The body was aluminum, not for the sake of saving weight, but because Standard had sheet aluminum in stock and had the experience and tools for working it – thanks to wartime airframe manufacture – and because sheet steel was in short supply and licensed by the government. The chassis was made of tubular steel – again, not for engineering reasons, but because tubular steel was off license.
The engine selected was what was available, a 1776cc OHV Standard four-cylinder producing 65 HP. This was matched to a four-speed with what was sure to be the rave of the future: A column shifter.
This was the Triumph 1800 roadster, released in March 1946 and made until the fall of 1948, during which time 2,500 were made. It probably made money for Sir John and got the company back into peacetime production, but it was virtually hand built and had few parts common with other models, so a replacement was inevitable.
The successor would be built on the slightly lengthened frame of the Vanguard, Standard’s imitation Plymouth sedan, and would use the Vanguard’s bigger, 2088cc engine. It would mean a gain of only three horsepower, but it was much torquier if also heavier. The new transmission was reduced to three forward speeds (still column shift), but that was good enough for Black, who thought the fewer gears the better.
But then, after designing what was virtually a brand-new car, Black lifted the body of the 1800 almost intact and dropped it on the new chassis like a guilty verdict on an innocent man. It was putting new wine into an old pig’s bladder. That was the Triumph Roadster 2000.
To Black’s sure discomfort, at the Earl’s Court show in October 1948, the very same event at which the new roadster was released, arch-rival William Lyons loosed the Jaguar XK120 upon an unsuspecting world. Talk about bad timing. Surprisingly, the 2000 sold at a faster rate than the 1800, but not enough for Black to keep the little chipmunk around. The export record – by which steel licenses lived or died – was especially damning: Only 184 left Jolly Ol’. The ax fell before 1949 was out.
One of the 2,000 or so 2000s wound up at Automarque in Alexandria, Virginia, where we recently had the opportunity to sample it. Now, if you think it looks strange in the photos, you should see it in real life. No matter if the funny little top is up or down, no matter if the rumble seat is open or closed, the car just looks odd. Then there’s driving it. Both the regular passenger compartment and the rumble seat are high-sided and claustrophobic, and neither is easy to get in. The suicide doors are narrow enough, but entering the rumble seat requires the best moves of a Mary Lou Retton.

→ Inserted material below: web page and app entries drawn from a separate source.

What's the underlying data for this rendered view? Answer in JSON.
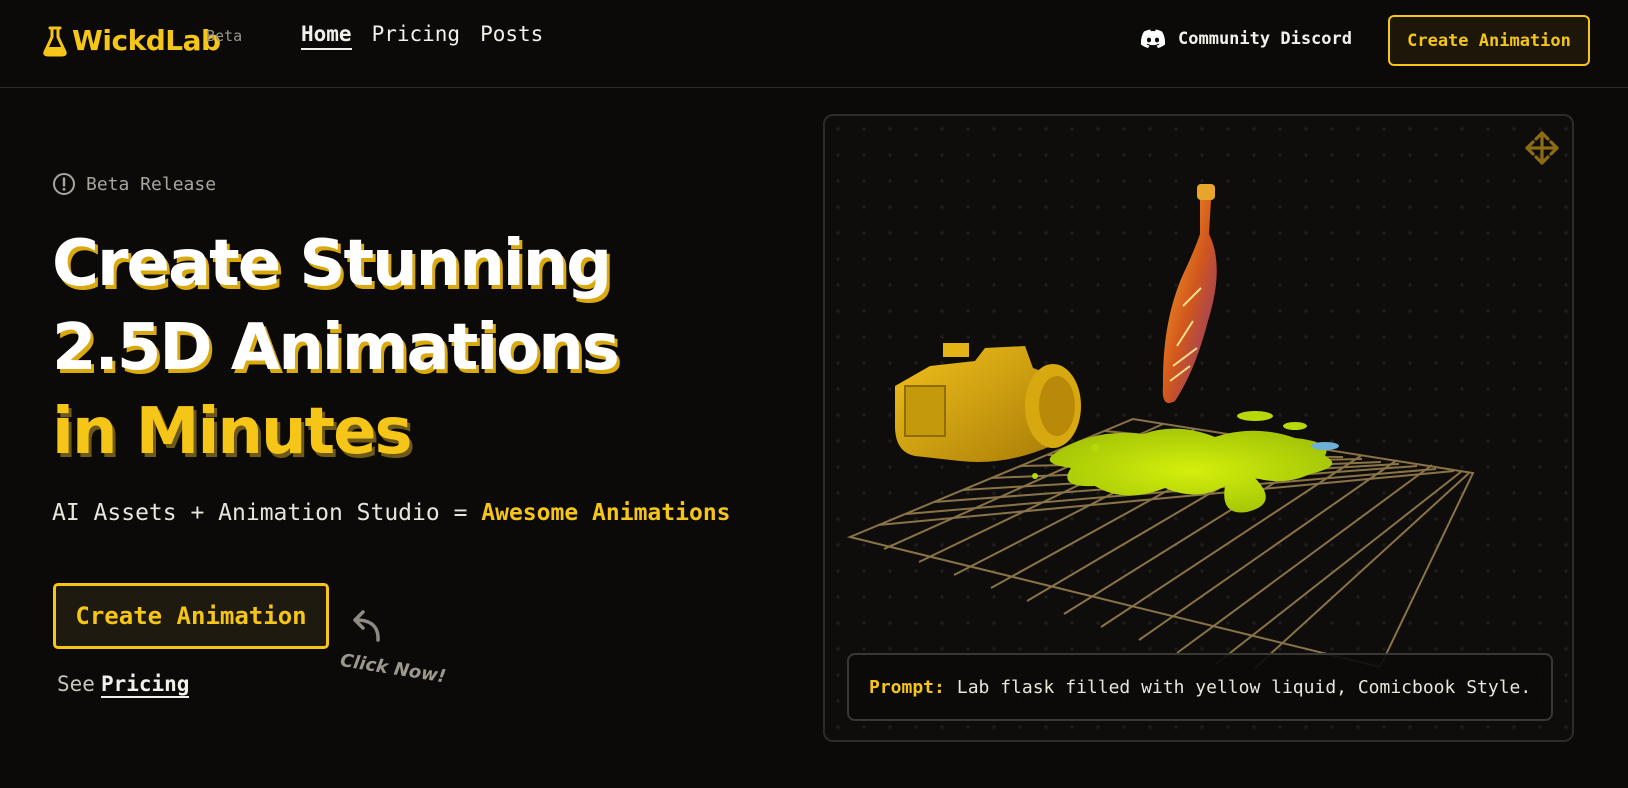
{
  "brand": {
    "name": "WickdLab",
    "badge": "Beta",
    "accent": "#f5c518"
  },
  "nav": {
    "items": [
      {
        "label": "Home"
      },
      {
        "label": "Pricing"
      },
      {
        "label": "Posts"
      }
    ],
    "active": "Home"
  },
  "header": {
    "discord_label": "Community Discord",
    "cta_label": "Create Animation"
  },
  "hero": {
    "badge_label": "Beta Release",
    "headline": {
      "line1": "Create Stunning",
      "line2": "2.5D Animations",
      "line3": "in Minutes"
    },
    "tagline": {
      "prefix": "AI Assets + Animation Studio = ",
      "highlight": "Awesome Animations"
    },
    "cta_label": "Create Animation",
    "click_hint": "Click Now!",
    "see_prefix": "See",
    "see_link": "Pricing"
  },
  "preview": {
    "prompt_label": "Prompt:",
    "prompt_text": "Lab flask filled with yellow liquid, Comicbook Style.",
    "icons": {
      "move": "move-arrows-icon"
    }
  },
  "icons": {
    "logo": "flask-icon",
    "discord": "discord-icon",
    "beta": "info-circle-icon",
    "hint": "curved-arrow-icon"
  }
}
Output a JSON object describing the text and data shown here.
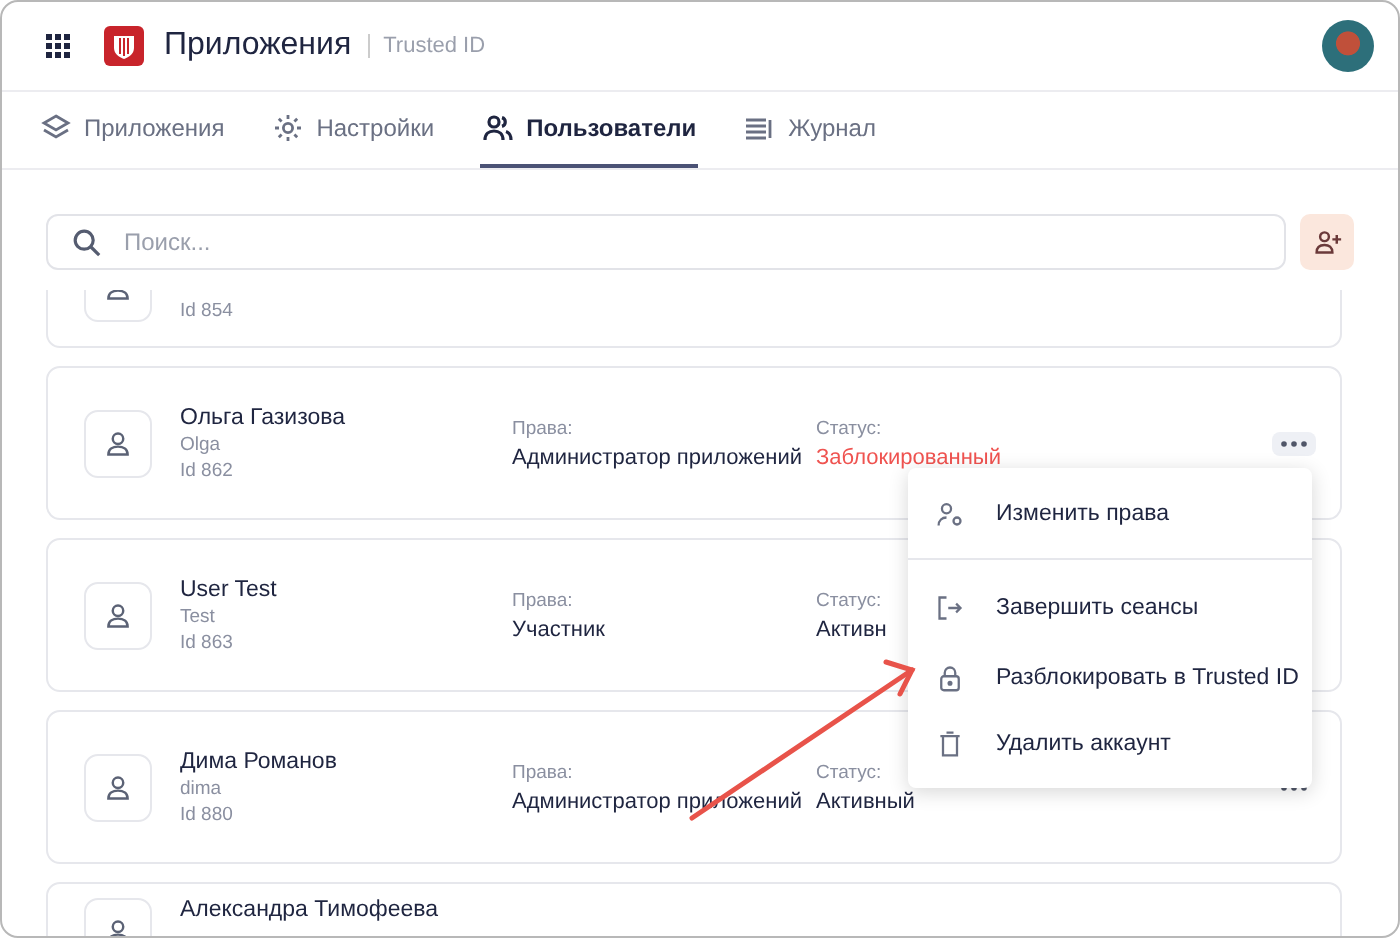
{
  "header": {
    "title": "Приложения",
    "subtitle": "Trusted ID"
  },
  "tabs": [
    {
      "label": "Приложения",
      "selected": false
    },
    {
      "label": "Настройки",
      "selected": false
    },
    {
      "label": "Пользователи",
      "selected": true
    },
    {
      "label": "Журнал",
      "selected": false
    }
  ],
  "search": {
    "placeholder": "Поиск..."
  },
  "users": [
    {
      "id": "Id 854"
    },
    {
      "name": "Ольга Газизова",
      "login": "Olga",
      "id": "Id 862",
      "rights_label": "Права:",
      "rights": "Администратор приложений",
      "status_label": "Статус:",
      "status": "Заблокированный",
      "blocked": true,
      "menu_open": true
    },
    {
      "name": "User Test",
      "login": "Test",
      "id": "Id 863",
      "rights_label": "Права:",
      "rights": "Участник",
      "status_label": "Статус:",
      "status": "Активн",
      "blocked": false,
      "menu_open": false
    },
    {
      "name": "Дима Романов",
      "login": "dima",
      "id": "Id 880",
      "rights_label": "Права:",
      "rights": "Администратор приложений",
      "status_label": "Статус:",
      "status": "Активный",
      "blocked": false,
      "menu_open": false
    },
    {
      "name": "Александра Тимофеева"
    }
  ],
  "menu": [
    {
      "label": "Изменить права",
      "divider_before": false
    },
    {
      "label": "Завершить сеансы",
      "divider_before": true
    },
    {
      "label": "Разблокировать в Trusted ID",
      "divider_before": false
    },
    {
      "label": "Удалить аккаунт",
      "divider_before": false
    }
  ]
}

Don’t let the fact that the Vanguard engine was eventually used in the TR-3 fool you into thinking you could make a real car out of the 2000 by hot-rodding the motor. It takes a long 28 seconds for the Triumph to tootle its way from zero to 60, and given enough room it will reach 77 mph, but it deserves no more.
Cornering? Well, the lack of lateral support from the Triumph’s bench seat (used so Triumph could advertise three-abreast seating) is no liability. The Roadster 2000 discourages such antics by its nautical response to steering inputs. The best way to drive the 2000 is with a knowing look of superiority. The commoners don’t seem to point as much.
As you know, Triumph survived the Roadster 2000. Sir John Black lucky enough to stumble upon the TR-2/TR-3 to stay the firm through other debacles. The Roadster 2000 was forgotten with a vengeance. And probably on Sir John’s orders.
A best-in-the-world Triumph 2000, according to Haggerty, would have a value of just over $20,000. In the same condition, a 1950 Jaguar XK120 is worth more than ten times that.
Looking for another, um, uniquely styled British roadster? Check out the Daimler SP250. At least it had a V-8.